Beijing will introduce a rating system for its Western-style
restaurants, bakeries, bars, and cafes by the end of the year to
help diners make more informed choices.
The majority of the city's Western restaurants will be awarded
between three and five stars based on a set of standards compiled
recently by the Beijing Western Food Association, its
secretary-general Xu Bin said.
The ratings will consider not only if the food is authentic, but
also reflect standards of service, hygiene, and management.
"This move aims to improve Beijing's Western food services in a
short period of time. It is a wonderful opportunity that the 2008 Olympic Games has provided," she
Currently, Beijing has more than 3,000 Western dining
establishments providing food from 27 countries and regions.
Unfortunately, the food served in many of Beijing's foreign
restaurants does not taste authentic.
"I have been to a number of French restaurants in Beijing, but only
a small number of them are okay, most are not genuine," said a
Beijing-based Frenchman who asked not to be named in an interview
with the Travel Channel.
In response to the problem, the association has made a concerted
effort over recent years to train its cooks and managers.
Xu said the association last year organized a Western food expo
and cooking contests, and would hold similar events this year. In
addition, famous foreign chefs and restaurant managers will be
invited to give lectures in Beijing, she said.
Last November the association sent a number of its chefs to
train in the United States, France, and Italy. It aims to have
10,000 chefs capable of cooking Western food by the year 2008.
Beijing is expected to receive at least 500,000 foreign visitors
during the Olympic Games. As part of its preparations, the
association last year published a bilingual guide to Western
dining, which includes the names and addresses of nearly 2,000
restaurants and bars.
In addition to the guide, "the rating system will make it easier
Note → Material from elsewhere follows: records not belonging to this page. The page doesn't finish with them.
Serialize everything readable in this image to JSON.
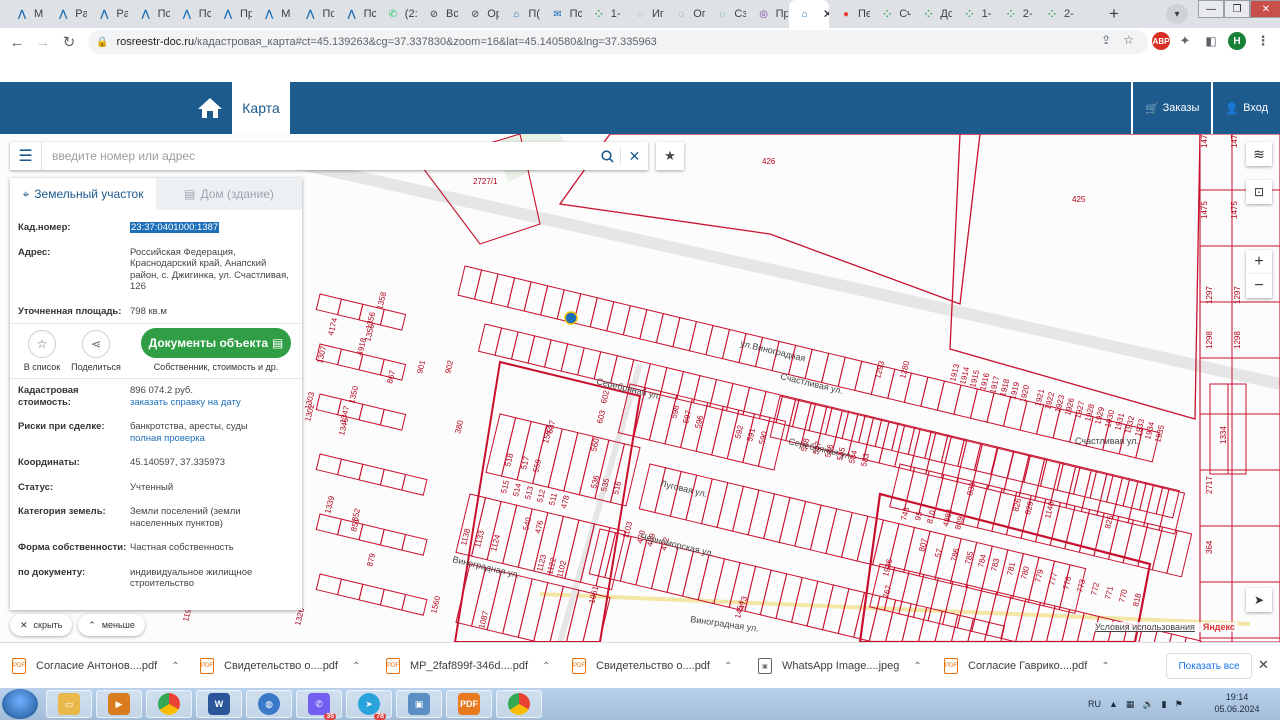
{
  "browser": {
    "tabs": [
      {
        "title": "M",
        "icon": "rr-logo-icon",
        "color": "#1d6fb8",
        "glyph": "⋀"
      },
      {
        "title": "Pa",
        "icon": "rr-logo-icon",
        "color": "#1d6fb8",
        "glyph": "⋀"
      },
      {
        "title": "Pa",
        "icon": "rr-logo-icon",
        "color": "#1d6fb8",
        "glyph": "⋀"
      },
      {
        "title": "Пс",
        "icon": "rr-logo-icon",
        "color": "#1d6fb8",
        "glyph": "⋀"
      },
      {
        "title": "Пс",
        "icon": "rr-logo-icon",
        "color": "#1d6fb8",
        "glyph": "⋀"
      },
      {
        "title": "Пр",
        "icon": "rr-logo-icon",
        "color": "#1d6fb8",
        "glyph": "⋀"
      },
      {
        "title": "M",
        "icon": "rr-logo-icon",
        "color": "#1d6fb8",
        "glyph": "⋀"
      },
      {
        "title": "Пс",
        "icon": "rr-logo-icon",
        "color": "#1d6fb8",
        "glyph": "⋀"
      },
      {
        "title": "Пс",
        "icon": "rr-logo-icon",
        "color": "#1d6fb8",
        "glyph": "⋀"
      },
      {
        "title": "(2:",
        "icon": "whatsapp-icon",
        "color": "#25d366",
        "glyph": "✆"
      },
      {
        "title": "Вс",
        "icon": "globe-icon",
        "color": "#5f6368",
        "glyph": "⊘"
      },
      {
        "title": "Ор",
        "icon": "globe-icon",
        "color": "#5f6368",
        "glyph": "⊘"
      },
      {
        "title": "П(",
        "icon": "home-icon",
        "color": "#1d6fb8",
        "glyph": "⌂"
      },
      {
        "title": "Пс",
        "icon": "mail-icon",
        "color": "#1d6fb8",
        "glyph": "✉"
      },
      {
        "title": "1-",
        "icon": "dots-icon",
        "color": "#34a853",
        "glyph": "⁘"
      },
      {
        "title": "Иг",
        "icon": "refresh-icon",
        "color": "#34a853",
        "glyph": "◌"
      },
      {
        "title": "Ог",
        "icon": "refresh-icon",
        "color": "#34a853",
        "glyph": "◌"
      },
      {
        "title": "Сз",
        "icon": "refresh-icon",
        "color": "#34a853",
        "glyph": "◌"
      },
      {
        "title": "Пр",
        "icon": "emblem-icon",
        "color": "#7b3fa0",
        "glyph": "◎"
      },
      {
        "title": "",
        "icon": "home-icon",
        "color": "#1d6fb8",
        "glyph": "⌂",
        "active": true
      },
      {
        "title": "Пє",
        "icon": "map-pin-icon",
        "color": "#ea4335",
        "glyph": "●"
      },
      {
        "title": "Сч",
        "icon": "dots-icon",
        "color": "#34a853",
        "glyph": "⁘"
      },
      {
        "title": "Дс",
        "icon": "dots-icon",
        "color": "#34a853",
        "glyph": "⁘"
      },
      {
        "title": "1-",
        "icon": "dots-icon",
        "color": "#34a853",
        "glyph": "⁘"
      },
      {
        "title": "2-",
        "icon": "dots-icon",
        "color": "#34a853",
        "glyph": "⁘"
      },
      {
        "title": "2-",
        "icon": "dots-icon",
        "color": "#34a853",
        "glyph": "⁘"
      }
    ],
    "url_host": "rosreestr-doc.ru",
    "url_path": "/кадастровая_карта#ct=45.139263&cg=37.337830&zoom=16&lat=45.140580&lng=37.335963",
    "profile_initial": "H",
    "abp_label": "ABP"
  },
  "site": {
    "nav_map": "Карта",
    "orders": "Заказы",
    "login": "Вход",
    "search_placeholder": "введите номер или адрес"
  },
  "panel": {
    "tab_land": "Земельный участок",
    "tab_house": "Дом (здание)",
    "kad_label": "Кад.номер:",
    "kad_value": "23:37:0401000:1387",
    "addr_label": "Адрес:",
    "addr_value": "Российская Федерация, Краснодарский край, Анапский район, с. Джигинка, ул. Счастливая, 126",
    "area_label": "Уточненная площадь:",
    "area_value": "798 кв.м",
    "act_list": "В список",
    "act_share": "Поделиться",
    "doc_button": "Документы объекта",
    "doc_sub": "Собственник, стоимость и др.",
    "cost_label": "Кадастровая стоимость:",
    "cost_value": "896 074.2 руб.",
    "cost_link": "заказать справку на дату",
    "risk_label": "Риски при сделке:",
    "risk_value": "банкротства, аресты, суды",
    "risk_link": "полная проверка",
    "coord_label": "Координаты:",
    "coord_value": "45.140597, 37.335973",
    "status_label": "Статус:",
    "status_value": "Учтенный",
    "cat_label": "Категория земель:",
    "cat_value": "Земли поселений (земли населенных пунктов)",
    "own_label": "Форма собственности:",
    "own_value": "Частная собственность",
    "doc_label": "по документу:",
    "doc_value": "индивидуальное жилищное строительство",
    "hide": "скрыть",
    "less": "меньше"
  },
  "map": {
    "attribution": "Условия использования",
    "yandex": "Яндекс",
    "streets": [
      "ул.Виноградная",
      "Счастливая ул.",
      "Серебряная ул.",
      "Серебряная ул.",
      "Счастливая ул.",
      "Виноградная ул.",
      "Виноградная ул.",
      "Черноморская ул.",
      "Луговая ул."
    ],
    "labels": [
      "426",
      "425",
      "2727/1",
      "1474",
      "1474",
      "1475",
      "1475",
      "1297",
      "1297",
      "1298",
      "1298",
      "1334",
      "2717",
      "364",
      "1358",
      "1356",
      "1355",
      "4174",
      "4918",
      "1307",
      "867",
      "1303",
      "1302",
      "1350",
      "1347",
      "1346",
      "901",
      "902",
      "380",
      "1293",
      "1280",
      "1339",
      "852",
      "851",
      "879",
      "1195",
      "1326",
      "603",
      "602",
      "598",
      "597",
      "596",
      "592",
      "591",
      "590",
      "588",
      "587",
      "586",
      "585",
      "584",
      "583",
      "1913",
      "1914",
      "1915",
      "1916",
      "1917",
      "1918",
      "1919",
      "1920",
      "1921",
      "1922",
      "1923",
      "1926",
      "1927",
      "1928",
      "1929",
      "1930",
      "1931",
      "1932",
      "1933",
      "1934",
      "1935",
      "1936",
      "767",
      "743",
      "95",
      "810",
      "4884",
      "809",
      "807",
      "57",
      "786",
      "785",
      "784",
      "783",
      "781",
      "780",
      "779",
      "777",
      "776",
      "773",
      "772",
      "771",
      "770",
      "818",
      "825",
      "826",
      "829",
      "833",
      "1140",
      "1138",
      "1133",
      "1124",
      "1123",
      "1122",
      "1102",
      "1103",
      "470",
      "469",
      "472",
      "473",
      "1061",
      "1087",
      "1454",
      "1560",
      "1562",
      "537",
      "536",
      "535",
      "516",
      "515",
      "514",
      "513",
      "512",
      "511",
      "478",
      "476",
      "540",
      "518",
      "517",
      "559",
      "560"
    ]
  },
  "downloads": {
    "items": [
      {
        "name": "Согласие Антонов....pdf",
        "type": "pdf"
      },
      {
        "name": "Свидетельство о....pdf",
        "type": "pdf"
      },
      {
        "name": "MP_2faf899f-346d....pdf",
        "type": "pdf"
      },
      {
        "name": "Свидетельство о....pdf",
        "type": "pdf"
      },
      {
        "name": "WhatsApp Image....jpeg",
        "type": "img"
      },
      {
        "name": "Согласие Гаврико....pdf",
        "type": "pdf"
      }
    ],
    "show_all": "Показать все"
  },
  "taskbar": {
    "lang": "RU",
    "time": "19:14",
    "date": "05.06.2024",
    "badge_viber": "35",
    "badge_telegram": "78"
  }
}
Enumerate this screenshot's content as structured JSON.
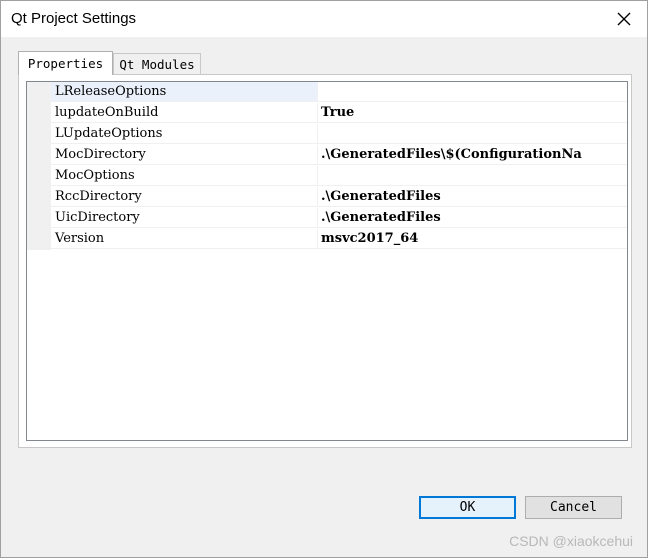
{
  "window": {
    "title": "Qt Project Settings",
    "close_icon": "close-icon"
  },
  "tabs": [
    {
      "label": "Properties",
      "active": true
    },
    {
      "label": "Qt Modules",
      "active": false
    }
  ],
  "properties": [
    {
      "name": "LReleaseOptions",
      "value": ""
    },
    {
      "name": "lupdateOnBuild",
      "value": "True"
    },
    {
      "name": "LUpdateOptions",
      "value": ""
    },
    {
      "name": "MocDirectory",
      "value": ".\\GeneratedFiles\\$(ConfigurationNa"
    },
    {
      "name": "MocOptions",
      "value": ""
    },
    {
      "name": "RccDirectory",
      "value": ".\\GeneratedFiles"
    },
    {
      "name": "UicDirectory",
      "value": ".\\GeneratedFiles"
    },
    {
      "name": "Version",
      "value": "msvc2017_64"
    }
  ],
  "buttons": {
    "ok_label": "OK",
    "cancel_label": "Cancel"
  },
  "watermark": "CSDN @xiaokcehui",
  "colors": {
    "dialog_bg": "#f0f0f0",
    "selected_row_bg": "#eaf1fb",
    "default_button_border": "#0078d7"
  }
}
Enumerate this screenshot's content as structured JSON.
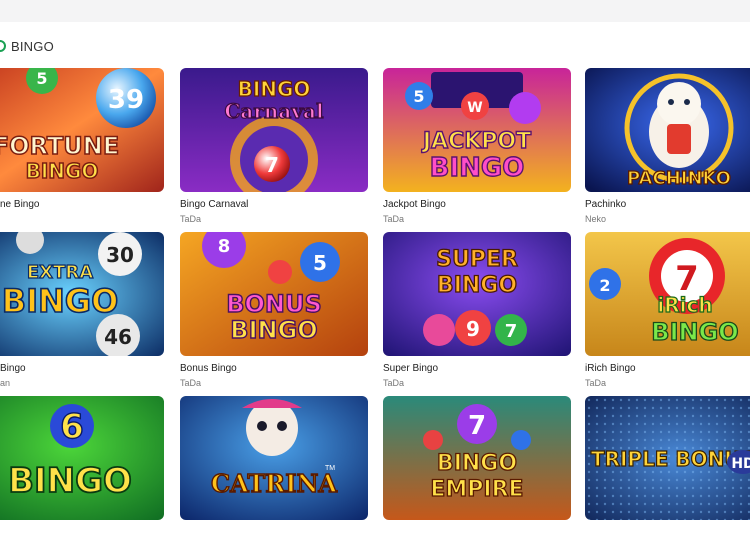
{
  "section": {
    "title": "BINGO",
    "icon": "bingo-icon"
  },
  "games": [
    {
      "name": "ne Bingo",
      "provider": "",
      "art": [
        "FORTUNE",
        "BINGO"
      ],
      "ball": "39",
      "ball2": "5"
    },
    {
      "name": "Bingo Carnaval",
      "provider": "TaDa",
      "art": [
        "BINGO",
        "Carnaval"
      ],
      "ball": "7",
      "ball2": ""
    },
    {
      "name": "Jackpot Bingo",
      "provider": "TaDa",
      "art": [
        "JACKPOT",
        "BINGO"
      ],
      "ball": "5",
      "ball2": "W"
    },
    {
      "name": "Pachinko",
      "provider": "Neko",
      "art": [
        "PACHINKO",
        ""
      ],
      "ball": "",
      "ball2": ""
    },
    {
      "name": "Bingo",
      "provider": "an",
      "art": [
        "EXTRA",
        "BINGO"
      ],
      "ball": "30",
      "ball2": "46"
    },
    {
      "name": "Bonus Bingo",
      "provider": "TaDa",
      "art": [
        "BONUS",
        "BINGO"
      ],
      "ball": "8",
      "ball2": "5"
    },
    {
      "name": "Super Bingo",
      "provider": "TaDa",
      "art": [
        "SUPER",
        "BINGO"
      ],
      "ball": "9",
      "ball2": "7"
    },
    {
      "name": "iRich Bingo",
      "provider": "TaDa",
      "art": [
        "iRich",
        "BINGO"
      ],
      "ball": "7",
      "ball2": "2"
    },
    {
      "name": "",
      "provider": "",
      "art": [
        "6",
        "BINGO"
      ],
      "ball": "",
      "ball2": ""
    },
    {
      "name": "",
      "provider": "",
      "art": [
        "CATRINA",
        "TM"
      ],
      "ball": "",
      "ball2": ""
    },
    {
      "name": "",
      "provider": "",
      "art": [
        "BINGO",
        "EMPIRE"
      ],
      "ball": "7",
      "ball2": ""
    },
    {
      "name": "",
      "provider": "",
      "art": [
        "TRIPLE BONUS",
        "HD"
      ],
      "ball": "",
      "ball2": ""
    }
  ],
  "colors": {
    "accent": "#1aa053",
    "text": "#222222",
    "muted": "#777777"
  }
}
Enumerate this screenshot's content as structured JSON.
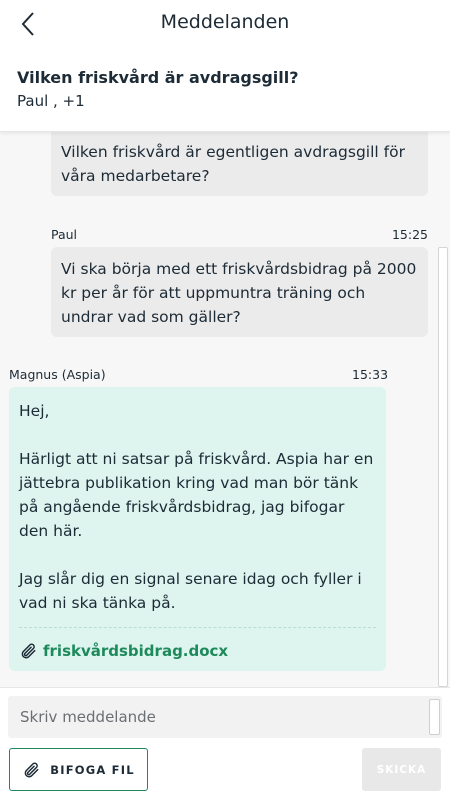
{
  "topbar": {
    "title": "Meddelanden",
    "back_icon": "chevron-left-icon"
  },
  "thread": {
    "title": "Vilken friskvård är avdragsgill?",
    "participants": "Paul ,  +1"
  },
  "messages": [
    {
      "direction": "outgoing",
      "text": "Vilken friskvård är egentligen avdragsgill för våra medarbetare?"
    },
    {
      "direction": "outgoing",
      "sender": "Paul",
      "time": "15:25",
      "text": "Vi ska börja med ett friskvårdsbidrag på 2000 kr per år för att uppmuntra träning och undrar vad som gäller?"
    },
    {
      "direction": "incoming",
      "sender": "Magnus (Aspia)",
      "time": "15:33",
      "text": "Hej,\n\nHärligt att ni satsar på friskvård. Aspia har en jättebra publikation kring vad man bör tänk på angående friskvårdsbidrag, jag bifogar den här.\n\nJag slår dig en signal senare idag och fyller i vad ni ska tänka på.",
      "attachment": {
        "icon": "paperclip-icon",
        "filename": "friskvårdsbidrag.docx"
      }
    }
  ],
  "composer": {
    "placeholder": "Skriv meddelande",
    "attach_label": "BIFOGA FIL",
    "send_label": "SKICKA"
  },
  "colors": {
    "accent": "#1e8a5b",
    "incoming_bubble": "#ddf4ef",
    "outgoing_bubble": "#ebebeb"
  }
}
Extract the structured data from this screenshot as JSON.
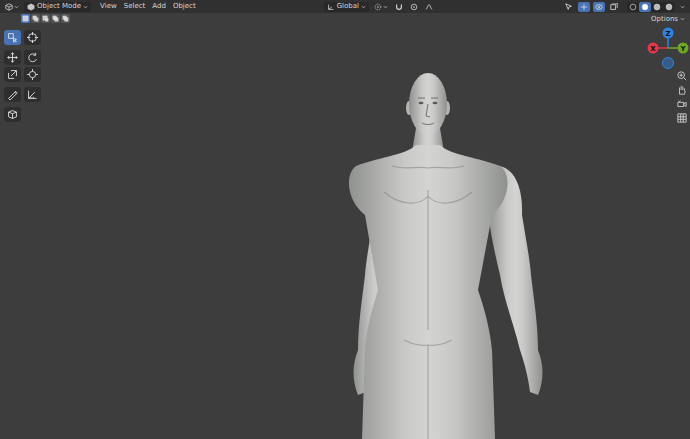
{
  "header": {
    "mode": "Object Mode",
    "menus": [
      "View",
      "Select",
      "Add",
      "Object"
    ],
    "orientation": "Global",
    "toggles": [
      {
        "selected": false
      },
      {
        "selected": true
      },
      {
        "selected": true
      },
      {
        "selected": false
      }
    ]
  },
  "select_modes": [
    {
      "selected": true
    },
    {
      "selected": false
    },
    {
      "selected": false
    },
    {
      "selected": false
    },
    {
      "selected": false
    }
  ],
  "tools": [
    {
      "selected": true
    },
    {
      "selected": false
    },
    {
      "selected": false
    },
    {
      "selected": false
    },
    {
      "selected": false
    },
    {
      "selected": false
    },
    {
      "selected": false
    },
    {
      "selected": false
    },
    {
      "selected": false
    }
  ],
  "options": "Options",
  "gizmo": {
    "axes": [
      {
        "label": "Z",
        "color": "#2f83e0",
        "negative_shown": true
      },
      {
        "label": "X",
        "color": "#e1394b",
        "negative_shown": false
      },
      {
        "label": "Y",
        "color": "#6ea628",
        "negative_shown": false
      }
    ]
  },
  "shading_modes": [
    {
      "selected": false
    },
    {
      "selected": true
    },
    {
      "selected": false
    },
    {
      "selected": false
    }
  ]
}
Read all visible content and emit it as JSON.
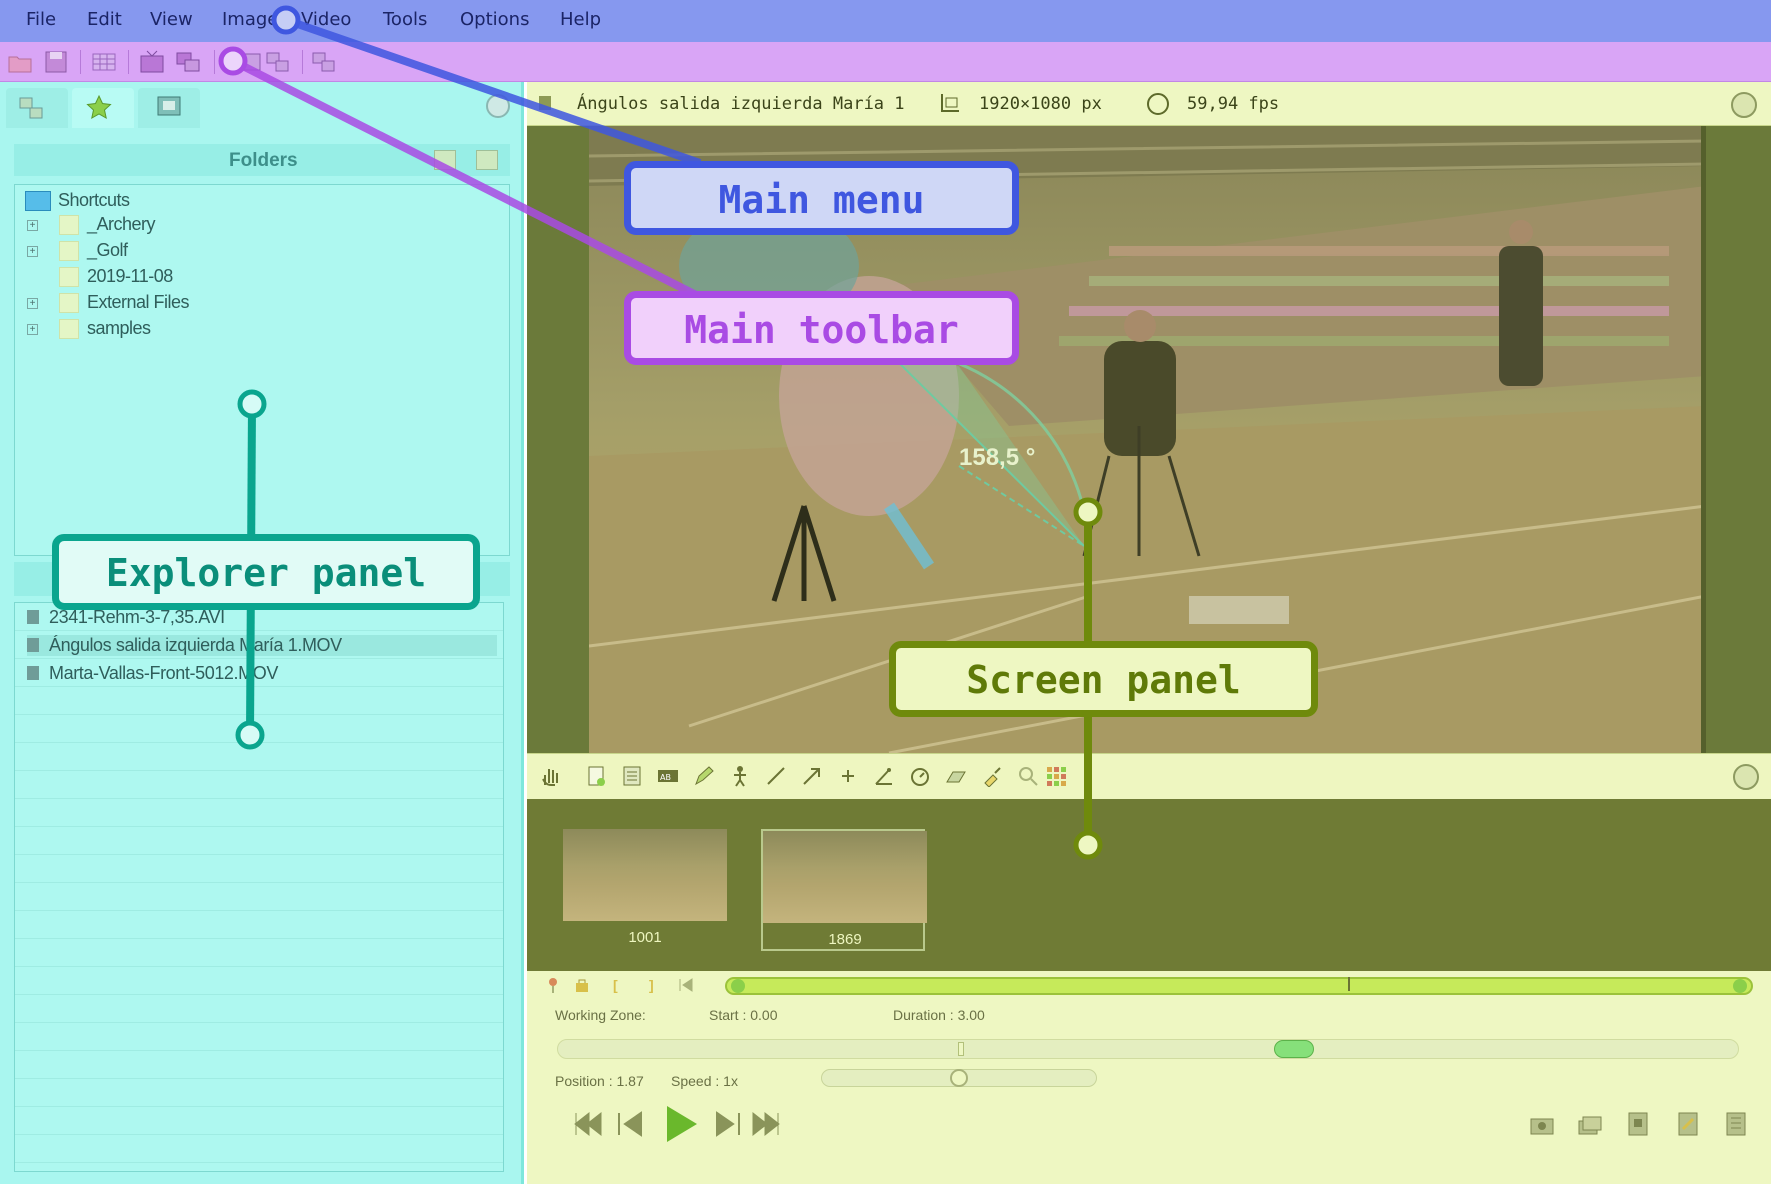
{
  "menu": {
    "items": [
      "File",
      "Edit",
      "View",
      "Image",
      "Video",
      "Tools",
      "Options",
      "Help"
    ]
  },
  "toolbar": {
    "icons": [
      "open-folder-icon",
      "save-icon",
      "grid-icon",
      "tv-icon",
      "multi-screen-icon",
      "capture-icon",
      "compare-icon",
      "export-icon"
    ]
  },
  "explorer": {
    "folders_title": "Folders",
    "tree": [
      {
        "label": "Shortcuts",
        "expandable": false
      },
      {
        "label": "_Archery",
        "expandable": true
      },
      {
        "label": "_Golf",
        "expandable": true
      },
      {
        "label": "2019-11-08",
        "expandable": false
      },
      {
        "label": "External Files",
        "expandable": true
      },
      {
        "label": "samples",
        "expandable": true
      }
    ],
    "files": [
      "2341-Rehm-3-7,35.AVI",
      "Ángulos salida izquierda María 1.MOV",
      "Marta-Vallas-Front-5012.MOV"
    ]
  },
  "screen": {
    "video_title": "Ángulos salida izquierda María 1",
    "resolution": "1920×1080 px",
    "fps": "59,94 fps",
    "angle_label": "158,5 °",
    "thumbnails": [
      "1001",
      "1869"
    ],
    "working_zone_label": "Working Zone:",
    "start": "Start : 0.00",
    "duration": "Duration : 3.00",
    "position": "Position : 1.87",
    "speed": "Speed : 1x"
  },
  "callouts": {
    "main_menu": "Main menu",
    "main_toolbar": "Main toolbar",
    "explorer_panel": "Explorer panel",
    "screen_panel": "Screen panel"
  },
  "colors": {
    "menu_bg": "#8698ef",
    "toolbar_bg": "#d9a5f6",
    "explorer_bg": "#a9f6ef",
    "screen_bg": "#6b7a3a",
    "menu_callout": "#3f57e0",
    "toolbar_callout": "#a94be4",
    "explorer_callout": "#0aa58e",
    "screen_callout": "#6f8a0c"
  }
}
for people to make their selection," a woman surnamed Yu, who works
in Beijing's Central Business District, said.
(China Daily March 20, 2007)